■ Problem
Show me each line of the listing below where the word "text" appears.

■ Provided data
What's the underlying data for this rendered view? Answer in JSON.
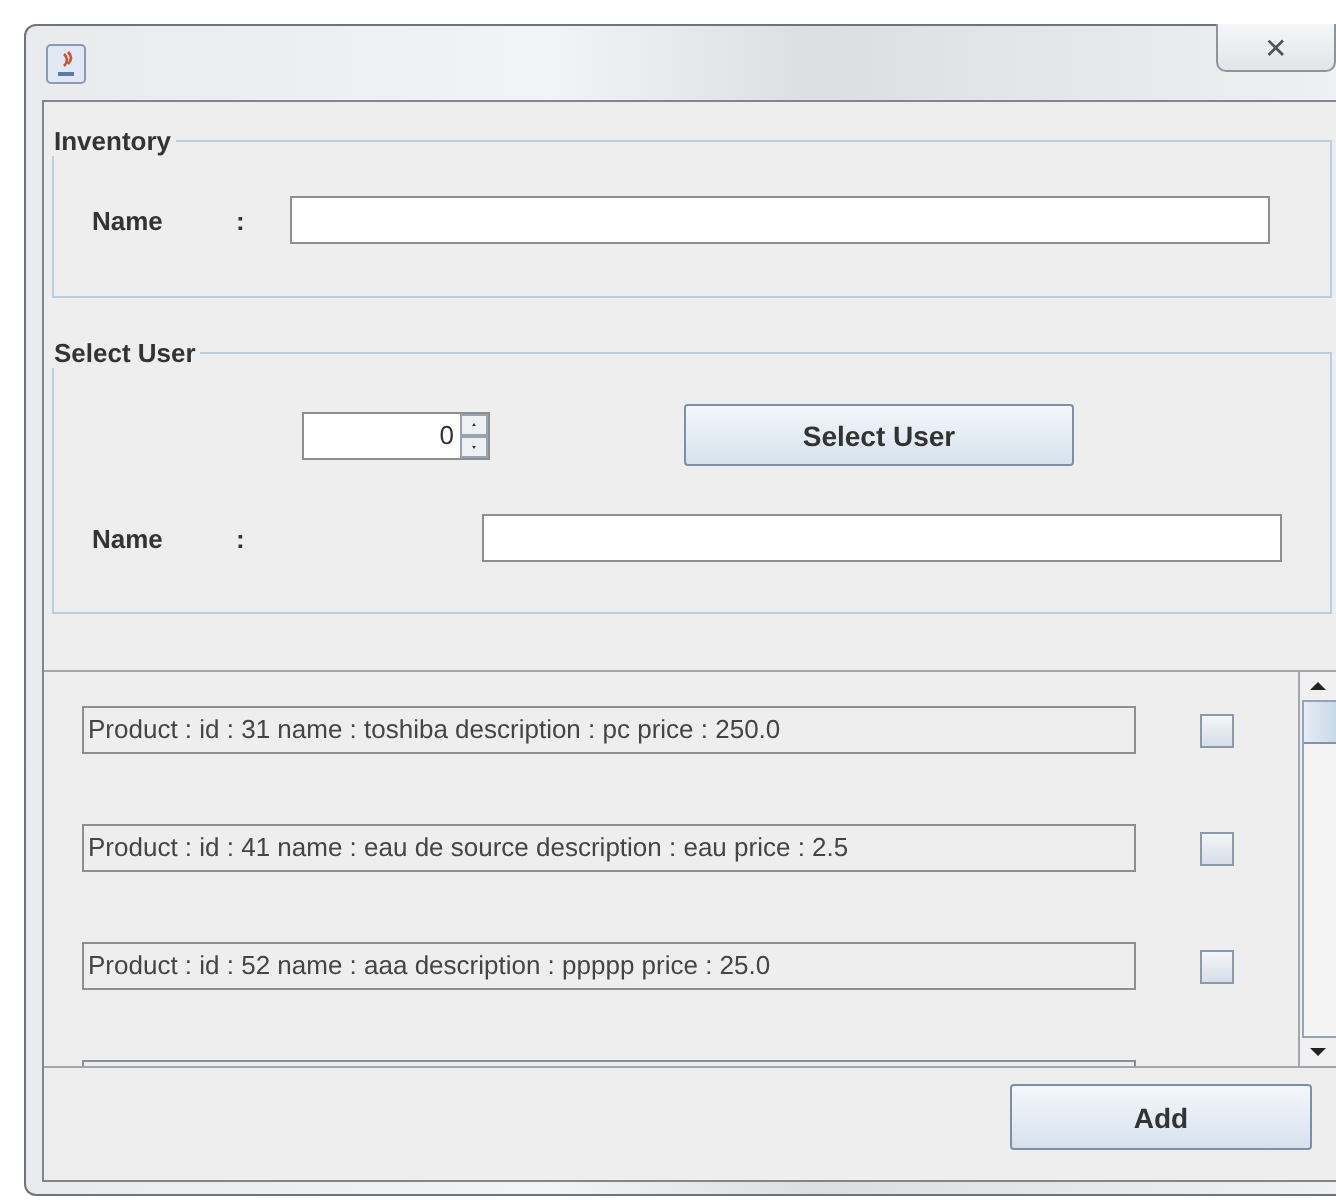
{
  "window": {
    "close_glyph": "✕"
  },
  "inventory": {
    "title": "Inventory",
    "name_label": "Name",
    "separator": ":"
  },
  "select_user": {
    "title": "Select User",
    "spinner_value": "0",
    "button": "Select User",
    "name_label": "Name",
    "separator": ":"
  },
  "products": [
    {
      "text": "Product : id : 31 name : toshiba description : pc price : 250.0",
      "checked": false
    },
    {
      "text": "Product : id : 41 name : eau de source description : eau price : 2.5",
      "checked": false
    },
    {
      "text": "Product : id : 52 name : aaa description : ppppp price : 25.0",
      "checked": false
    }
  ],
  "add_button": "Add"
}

■ Reply to the exercise
      "text": "Product : id : 31 name : toshiba description : pc price : 250.0",
      "text": "Product : id : 41 name : eau de source description : eau price : 2.5",
      "text": "Product : id : 52 name : aaa description : ppppp price : 25.0",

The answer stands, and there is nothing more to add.